“It’s no fun having your heart ripped from your body, slammed to the floor, and stomped into a puddle of quivering red mush. It’s even less fun when it happens three times in one afternoon.
So begins David Lubar’s My Rotten Life: Nathan Abercrombie, Accidental Zombie. You think fifth grade is tough? Try going to school after a science lab accident turns you into a half-dead zombie.
Anyone who has read David Lubar’s funny and quirky books has to assume that he has a quick and acerbic wit. Anyone who has met David Lubar in real life knows it. The author of thirty books for young readers and teens, he thrives on (s)wordplay, wielding words like an épée—poking, prodding and feeling for the funny bone.
Today, David Lubar visits “Getting Into Character” to reflect on choosing one of his favorite characters in children's literature.
|Freddy the Pig: books by Walter R. Brooks, |
illustrations by Kurt Wiese
While all of this is true – I loved that series as a kid – there’s a problem. I just told you everything I remember about Freddy from my dim, ancient days as a voracious young reader. I can’t recall anything else about the little porker. Happily, I’ve had two more shots at spending time with kid’s books since then: Once, for a decade or so, as a parent reading bed-time and other-time stories to my daughter, and now, for several decades, as a writer for young readers. So I have no excuses. I’ve met slews of characters recently enough that the impressions linger.

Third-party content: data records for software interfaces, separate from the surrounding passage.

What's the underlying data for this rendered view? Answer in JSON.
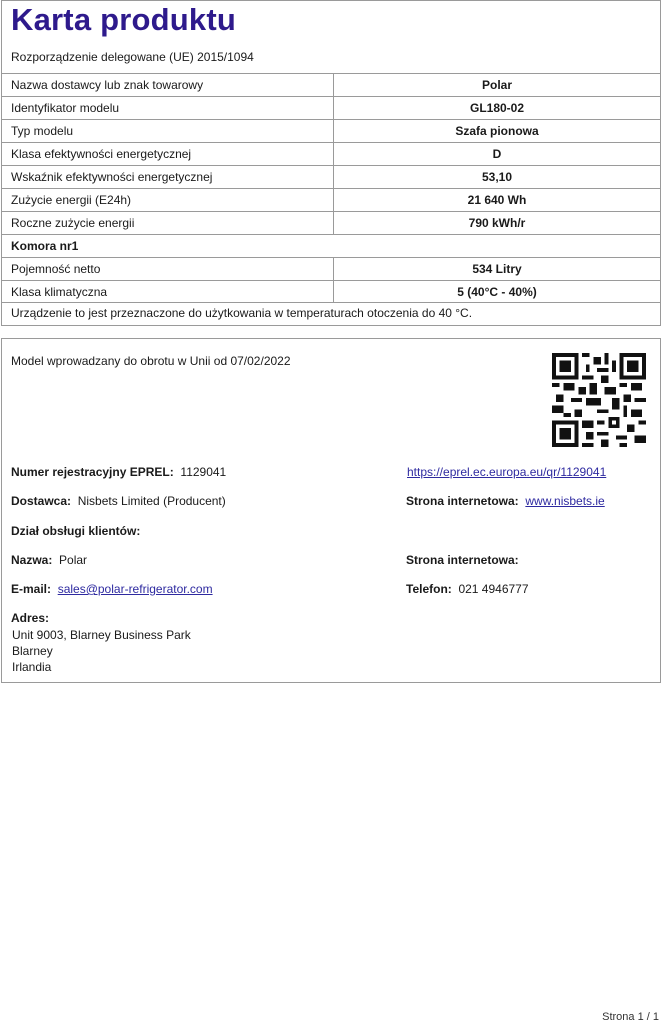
{
  "header": {
    "title": "Karta produktu",
    "subtitle": "Rozporządzenie delegowane (UE) 2015/1094"
  },
  "rows": [
    {
      "label": "Nazwa dostawcy lub znak towarowy",
      "value": "Polar"
    },
    {
      "label": "Identyfikator modelu",
      "value": "GL180-02"
    },
    {
      "label": "Typ modelu",
      "value": "Szafa pionowa"
    },
    {
      "label": "Klasa efektywności energetycznej",
      "value": "D"
    },
    {
      "label": "Wskaźnik efektywności energetycznej",
      "value": "53,10"
    },
    {
      "label": "Zużycie energii (E24h)",
      "value": "21 640 Wh"
    },
    {
      "label": "Roczne zużycie energii",
      "value": "790 kWh/r"
    },
    {
      "label": "Komora nr1",
      "value": ""
    },
    {
      "label": "Pojemność netto",
      "value": "534 Litry"
    },
    {
      "label": "Klasa klimatyczna",
      "value": "5 (40°C - 40%)"
    }
  ],
  "note": "Urządzenie to jest przeznaczone do użytkowania w temperaturach otoczenia do 40 °C.",
  "info": {
    "intro": "Model wprowadzany do obrotu w Unii od 07/02/2022",
    "eprel_label": "Numer rejestracyjny EPREL:",
    "eprel_value": "1129041",
    "eprel_link": "https://eprel.ec.europa.eu/qr/1129041",
    "supplier_label": "Dostawca:",
    "supplier_value": "Nisbets Limited (Producent)",
    "website_label": "Strona internetowa:",
    "website_value": "www.nisbets.ie",
    "service_label": "Dział obsługi klientów:",
    "name_label": "Nazwa:",
    "name_value": "Polar",
    "service_website_label": "Strona internetowa:",
    "email_label": "E-mail:",
    "email_value": "sales@polar-refrigerator.com",
    "phone_label": "Telefon:",
    "phone_value": "021 4946777",
    "address_label": "Adres:",
    "address_line1": "Unit 9003, Blarney Business Park",
    "address_line2": "Blarney",
    "address_line3": "Irlandia"
  },
  "footer": {
    "page": "Strona 1 / 1"
  }
}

There’s also the problem of whether to be honest, or to try to be impressive. When I see one of those READ posters, with a celebrity holding a book, it’s usually pretty obvious whether we are in the presence of book love or ego (War and Peace? Really? Yeah, right.). I could pick the Mad Hatter, and cite his philosophical statements. That would make me look deep. Or I could dig up some obscure character nobody has heard of, to make myself look like a kidlit expert. But I want to keep this authentic.
| From In the Night Kitchen,|
by Maurice Sendak, 1970
Thanks for stopping by, David. I’m looking forward to reading Wipeout of the Wireless Weenies and Other Warped and Creepy Tales!
David Lubar’s thirty books for teens and young readers include the novels Hidden Talents and Sleeping Freshmen Never Lie. His comic zombie story, My Rotten Life, was recently optioned by Minds Eye Entertainment. His popular Weenies story collections have sold more than two million copies. Each book contains thirty stories that have been described as “Twilight Zone for kids.” The newest book, Wipeout of the Wireless Weenies and Other Warped and Creepy Tales, shows the horrors that can happen when you wear the wrong hat to the bus stop, forget to clean the litter box, play a practical joke with a coffin, or spend too much time on the phone.
To learn more about David Lubar and his work‚ including his latest book, Wipeout of the Wireless Weenies and Other Warped and Creepy Tales, check out these links:
Web site: www.davidlubar.com